# [Problem description]
List every line below containing "photo".

[Records from a data source]
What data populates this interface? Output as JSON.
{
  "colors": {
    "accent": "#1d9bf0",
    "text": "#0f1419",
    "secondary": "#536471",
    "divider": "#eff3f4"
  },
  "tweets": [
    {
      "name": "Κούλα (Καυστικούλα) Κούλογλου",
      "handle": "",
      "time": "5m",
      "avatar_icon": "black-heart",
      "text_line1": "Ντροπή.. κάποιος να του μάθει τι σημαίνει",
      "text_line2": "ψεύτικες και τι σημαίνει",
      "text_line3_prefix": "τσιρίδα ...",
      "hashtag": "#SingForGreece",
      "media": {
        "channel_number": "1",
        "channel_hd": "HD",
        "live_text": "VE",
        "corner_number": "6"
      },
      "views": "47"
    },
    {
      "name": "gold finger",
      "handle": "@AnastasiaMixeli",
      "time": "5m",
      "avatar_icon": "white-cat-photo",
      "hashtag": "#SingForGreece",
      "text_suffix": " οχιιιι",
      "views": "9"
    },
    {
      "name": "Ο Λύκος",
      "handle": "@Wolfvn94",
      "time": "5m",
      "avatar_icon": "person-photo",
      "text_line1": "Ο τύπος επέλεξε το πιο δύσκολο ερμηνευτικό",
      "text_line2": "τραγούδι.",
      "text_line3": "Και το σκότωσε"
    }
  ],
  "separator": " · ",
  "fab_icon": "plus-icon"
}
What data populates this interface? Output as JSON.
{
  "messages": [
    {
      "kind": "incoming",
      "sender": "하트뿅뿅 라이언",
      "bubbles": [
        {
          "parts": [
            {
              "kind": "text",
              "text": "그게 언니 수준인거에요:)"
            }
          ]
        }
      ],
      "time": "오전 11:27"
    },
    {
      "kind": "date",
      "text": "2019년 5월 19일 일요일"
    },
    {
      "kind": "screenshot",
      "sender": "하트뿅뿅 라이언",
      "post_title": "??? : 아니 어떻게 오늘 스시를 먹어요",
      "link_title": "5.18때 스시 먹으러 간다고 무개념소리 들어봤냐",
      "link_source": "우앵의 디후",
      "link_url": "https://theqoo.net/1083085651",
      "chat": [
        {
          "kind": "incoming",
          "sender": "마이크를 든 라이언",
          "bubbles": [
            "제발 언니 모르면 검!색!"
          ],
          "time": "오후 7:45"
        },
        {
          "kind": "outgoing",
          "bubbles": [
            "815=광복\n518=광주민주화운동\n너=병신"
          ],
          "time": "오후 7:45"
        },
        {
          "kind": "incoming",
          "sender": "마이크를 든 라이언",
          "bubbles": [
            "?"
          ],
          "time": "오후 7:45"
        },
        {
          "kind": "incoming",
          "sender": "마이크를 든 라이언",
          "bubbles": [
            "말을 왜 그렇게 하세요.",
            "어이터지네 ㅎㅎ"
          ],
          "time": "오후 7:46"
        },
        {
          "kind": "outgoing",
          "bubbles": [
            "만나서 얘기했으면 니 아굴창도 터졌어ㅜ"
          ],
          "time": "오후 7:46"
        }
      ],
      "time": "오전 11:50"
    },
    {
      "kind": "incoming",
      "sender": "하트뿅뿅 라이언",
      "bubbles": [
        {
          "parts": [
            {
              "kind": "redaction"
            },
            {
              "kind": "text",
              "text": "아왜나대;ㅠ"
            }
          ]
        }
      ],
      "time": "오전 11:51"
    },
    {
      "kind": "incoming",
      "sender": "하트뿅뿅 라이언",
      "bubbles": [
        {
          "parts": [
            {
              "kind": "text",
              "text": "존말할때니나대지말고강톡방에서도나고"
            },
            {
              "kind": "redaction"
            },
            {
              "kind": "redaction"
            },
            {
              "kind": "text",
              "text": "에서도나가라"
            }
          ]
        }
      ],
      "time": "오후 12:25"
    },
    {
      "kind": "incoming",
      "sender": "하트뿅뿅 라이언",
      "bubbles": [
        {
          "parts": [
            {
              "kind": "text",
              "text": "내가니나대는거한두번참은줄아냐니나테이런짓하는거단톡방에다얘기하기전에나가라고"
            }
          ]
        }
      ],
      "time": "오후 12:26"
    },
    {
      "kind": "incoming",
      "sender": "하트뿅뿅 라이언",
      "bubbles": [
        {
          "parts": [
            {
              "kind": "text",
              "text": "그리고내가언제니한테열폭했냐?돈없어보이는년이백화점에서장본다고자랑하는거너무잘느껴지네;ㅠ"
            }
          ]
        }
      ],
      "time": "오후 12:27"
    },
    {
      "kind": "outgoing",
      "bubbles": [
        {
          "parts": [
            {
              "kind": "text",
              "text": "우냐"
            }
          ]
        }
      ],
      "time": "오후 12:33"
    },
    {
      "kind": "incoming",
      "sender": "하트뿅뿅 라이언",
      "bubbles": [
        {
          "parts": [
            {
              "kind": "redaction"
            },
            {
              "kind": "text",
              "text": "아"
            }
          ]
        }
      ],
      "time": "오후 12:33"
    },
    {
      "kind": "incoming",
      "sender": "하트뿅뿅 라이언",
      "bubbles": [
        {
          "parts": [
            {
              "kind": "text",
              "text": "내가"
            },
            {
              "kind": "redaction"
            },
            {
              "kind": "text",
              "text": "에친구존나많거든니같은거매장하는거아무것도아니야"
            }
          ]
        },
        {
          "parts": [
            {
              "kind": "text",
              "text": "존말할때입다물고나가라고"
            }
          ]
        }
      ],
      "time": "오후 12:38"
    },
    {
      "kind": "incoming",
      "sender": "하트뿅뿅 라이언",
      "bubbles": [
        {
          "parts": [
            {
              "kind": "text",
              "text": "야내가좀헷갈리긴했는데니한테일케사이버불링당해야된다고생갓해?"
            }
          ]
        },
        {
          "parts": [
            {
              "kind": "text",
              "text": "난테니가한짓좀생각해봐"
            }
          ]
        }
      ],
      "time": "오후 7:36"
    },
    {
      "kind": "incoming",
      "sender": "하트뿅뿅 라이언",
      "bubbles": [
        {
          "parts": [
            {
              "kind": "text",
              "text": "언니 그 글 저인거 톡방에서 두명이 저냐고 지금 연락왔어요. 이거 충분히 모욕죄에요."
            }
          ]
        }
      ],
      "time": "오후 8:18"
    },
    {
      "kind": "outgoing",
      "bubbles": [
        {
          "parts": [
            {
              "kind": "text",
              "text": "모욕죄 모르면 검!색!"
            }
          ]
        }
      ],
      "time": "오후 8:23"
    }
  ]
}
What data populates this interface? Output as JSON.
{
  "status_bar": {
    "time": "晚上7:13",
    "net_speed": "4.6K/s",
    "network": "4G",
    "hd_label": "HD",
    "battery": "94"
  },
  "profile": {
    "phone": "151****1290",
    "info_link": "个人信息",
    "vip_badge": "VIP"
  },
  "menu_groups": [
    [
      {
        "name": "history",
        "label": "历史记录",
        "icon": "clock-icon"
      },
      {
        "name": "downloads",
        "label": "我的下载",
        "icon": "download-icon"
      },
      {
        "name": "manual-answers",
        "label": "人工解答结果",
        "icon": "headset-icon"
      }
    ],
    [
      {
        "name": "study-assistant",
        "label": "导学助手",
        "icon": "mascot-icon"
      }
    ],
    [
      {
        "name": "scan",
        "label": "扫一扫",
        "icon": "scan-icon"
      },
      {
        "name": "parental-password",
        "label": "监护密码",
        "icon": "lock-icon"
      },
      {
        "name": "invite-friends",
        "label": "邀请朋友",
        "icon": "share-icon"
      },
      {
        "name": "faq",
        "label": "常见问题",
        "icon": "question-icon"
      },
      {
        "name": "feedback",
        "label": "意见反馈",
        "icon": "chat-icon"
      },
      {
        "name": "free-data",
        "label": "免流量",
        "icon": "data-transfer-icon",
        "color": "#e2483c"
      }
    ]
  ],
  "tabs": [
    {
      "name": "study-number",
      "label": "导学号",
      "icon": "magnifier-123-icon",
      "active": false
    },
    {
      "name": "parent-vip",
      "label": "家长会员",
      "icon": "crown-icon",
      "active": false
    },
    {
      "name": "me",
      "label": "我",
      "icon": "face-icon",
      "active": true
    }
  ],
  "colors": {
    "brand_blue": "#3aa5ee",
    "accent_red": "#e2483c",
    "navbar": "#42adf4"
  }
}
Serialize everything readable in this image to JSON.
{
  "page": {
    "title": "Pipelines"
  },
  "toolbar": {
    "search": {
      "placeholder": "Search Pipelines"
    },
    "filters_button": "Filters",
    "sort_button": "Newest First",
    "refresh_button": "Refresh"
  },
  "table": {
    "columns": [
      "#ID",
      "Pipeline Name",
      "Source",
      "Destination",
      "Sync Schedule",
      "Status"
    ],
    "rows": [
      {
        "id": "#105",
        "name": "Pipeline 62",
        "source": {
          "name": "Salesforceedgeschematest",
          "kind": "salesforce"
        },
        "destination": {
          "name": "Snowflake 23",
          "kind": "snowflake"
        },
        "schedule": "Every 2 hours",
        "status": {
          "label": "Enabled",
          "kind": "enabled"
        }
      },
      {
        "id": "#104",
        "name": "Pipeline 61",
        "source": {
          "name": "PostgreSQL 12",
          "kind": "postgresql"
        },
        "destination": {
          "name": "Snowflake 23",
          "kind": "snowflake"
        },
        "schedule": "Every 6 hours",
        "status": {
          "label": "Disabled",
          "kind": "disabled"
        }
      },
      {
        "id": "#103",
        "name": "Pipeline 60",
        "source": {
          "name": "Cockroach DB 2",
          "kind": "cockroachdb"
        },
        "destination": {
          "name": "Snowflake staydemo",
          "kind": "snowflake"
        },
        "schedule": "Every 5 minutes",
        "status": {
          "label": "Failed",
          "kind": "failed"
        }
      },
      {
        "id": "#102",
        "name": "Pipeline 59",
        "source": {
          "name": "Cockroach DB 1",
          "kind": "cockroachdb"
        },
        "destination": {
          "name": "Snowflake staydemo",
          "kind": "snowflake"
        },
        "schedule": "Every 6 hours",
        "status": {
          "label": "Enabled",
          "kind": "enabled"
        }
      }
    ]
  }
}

# [Response]
      "avatar_icon": "white-cat-photo",
      "avatar_icon": "person-photo",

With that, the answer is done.